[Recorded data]
::::
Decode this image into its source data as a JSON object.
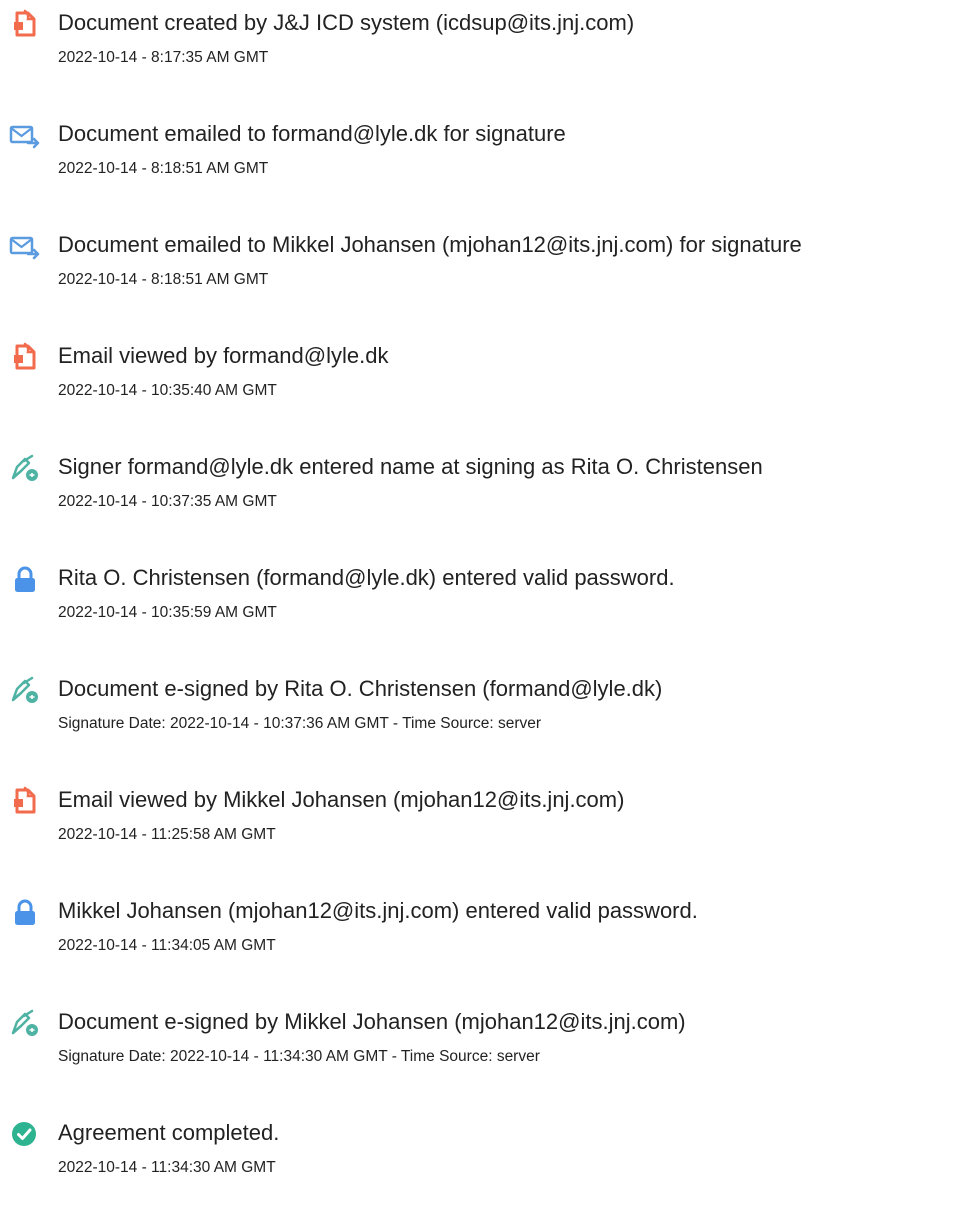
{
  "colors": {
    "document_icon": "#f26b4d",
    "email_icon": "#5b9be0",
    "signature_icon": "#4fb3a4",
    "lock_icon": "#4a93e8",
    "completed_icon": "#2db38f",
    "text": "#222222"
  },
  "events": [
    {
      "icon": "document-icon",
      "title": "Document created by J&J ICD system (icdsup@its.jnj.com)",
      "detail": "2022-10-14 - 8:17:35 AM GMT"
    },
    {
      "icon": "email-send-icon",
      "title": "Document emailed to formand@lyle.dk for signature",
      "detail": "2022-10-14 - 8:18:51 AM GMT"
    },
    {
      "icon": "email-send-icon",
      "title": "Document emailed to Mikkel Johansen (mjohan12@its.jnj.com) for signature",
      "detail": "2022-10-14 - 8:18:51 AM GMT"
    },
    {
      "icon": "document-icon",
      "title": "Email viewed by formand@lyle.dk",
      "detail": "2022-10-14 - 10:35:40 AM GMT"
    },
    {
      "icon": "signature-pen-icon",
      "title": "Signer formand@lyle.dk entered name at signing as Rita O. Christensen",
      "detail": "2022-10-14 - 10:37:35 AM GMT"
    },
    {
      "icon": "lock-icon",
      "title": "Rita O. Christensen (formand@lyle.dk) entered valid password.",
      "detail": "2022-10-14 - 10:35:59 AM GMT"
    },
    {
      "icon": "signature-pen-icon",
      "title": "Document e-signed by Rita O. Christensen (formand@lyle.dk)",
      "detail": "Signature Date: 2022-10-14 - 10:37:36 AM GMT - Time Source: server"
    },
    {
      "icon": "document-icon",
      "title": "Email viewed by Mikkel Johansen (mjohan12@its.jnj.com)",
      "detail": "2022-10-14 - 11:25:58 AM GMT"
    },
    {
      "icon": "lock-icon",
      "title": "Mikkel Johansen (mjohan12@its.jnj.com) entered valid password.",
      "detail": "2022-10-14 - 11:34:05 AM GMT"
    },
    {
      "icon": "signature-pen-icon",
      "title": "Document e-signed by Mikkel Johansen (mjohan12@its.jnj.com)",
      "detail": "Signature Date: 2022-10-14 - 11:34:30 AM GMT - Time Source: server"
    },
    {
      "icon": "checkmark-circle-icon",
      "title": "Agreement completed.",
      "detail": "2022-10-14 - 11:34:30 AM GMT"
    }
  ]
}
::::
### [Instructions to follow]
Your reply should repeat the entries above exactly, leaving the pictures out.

### [Result below]
Decode this image into its source data as a JSON object.
{
  "colors": {
    "document_icon": "#f26b4d",
    "email_icon": "#5b9be0",
    "signature_icon": "#4fb3a4",
    "lock_icon": "#4a93e8",
    "completed_icon": "#2db38f",
    "text": "#222222"
  },
  "events": [
    {
      "icon": "document-icon",
      "title": "Document created by J&J ICD system (icdsup@its.jnj.com)",
      "detail": "2022-10-14 - 8:17:35 AM GMT"
    },
    {
      "icon": "email-send-icon",
      "title": "Document emailed to formand@lyle.dk for signature",
      "detail": "2022-10-14 - 8:18:51 AM GMT"
    },
    {
      "icon": "email-send-icon",
      "title": "Document emailed to Mikkel Johansen (mjohan12@its.jnj.com) for signature",
      "detail": "2022-10-14 - 8:18:51 AM GMT"
    },
    {
      "icon": "document-icon",
      "title": "Email viewed by formand@lyle.dk",
      "detail": "2022-10-14 - 10:35:40 AM GMT"
    },
    {
      "icon": "signature-pen-icon",
      "title": "Signer formand@lyle.dk entered name at signing as Rita O. Christensen",
      "detail": "2022-10-14 - 10:37:35 AM GMT"
    },
    {
      "icon": "lock-icon",
      "title": "Rita O. Christensen (formand@lyle.dk) entered valid password.",
      "detail": "2022-10-14 - 10:35:59 AM GMT"
    },
    {
      "icon": "signature-pen-icon",
      "title": "Document e-signed by Rita O. Christensen (formand@lyle.dk)",
      "detail": "Signature Date: 2022-10-14 - 10:37:36 AM GMT - Time Source: server"
    },
    {
      "icon": "document-icon",
      "title": "Email viewed by Mikkel Johansen (mjohan12@its.jnj.com)",
      "detail": "2022-10-14 - 11:25:58 AM GMT"
    },
    {
      "icon": "lock-icon",
      "title": "Mikkel Johansen (mjohan12@its.jnj.com) entered valid password.",
      "detail": "2022-10-14 - 11:34:05 AM GMT"
    },
    {
      "icon": "signature-pen-icon",
      "title": "Document e-signed by Mikkel Johansen (mjohan12@its.jnj.com)",
      "detail": "Signature Date: 2022-10-14 - 11:34:30 AM GMT - Time Source: server"
    },
    {
      "icon": "checkmark-circle-icon",
      "title": "Agreement completed.",
      "detail": "2022-10-14 - 11:34:30 AM GMT"
    }
  ]
}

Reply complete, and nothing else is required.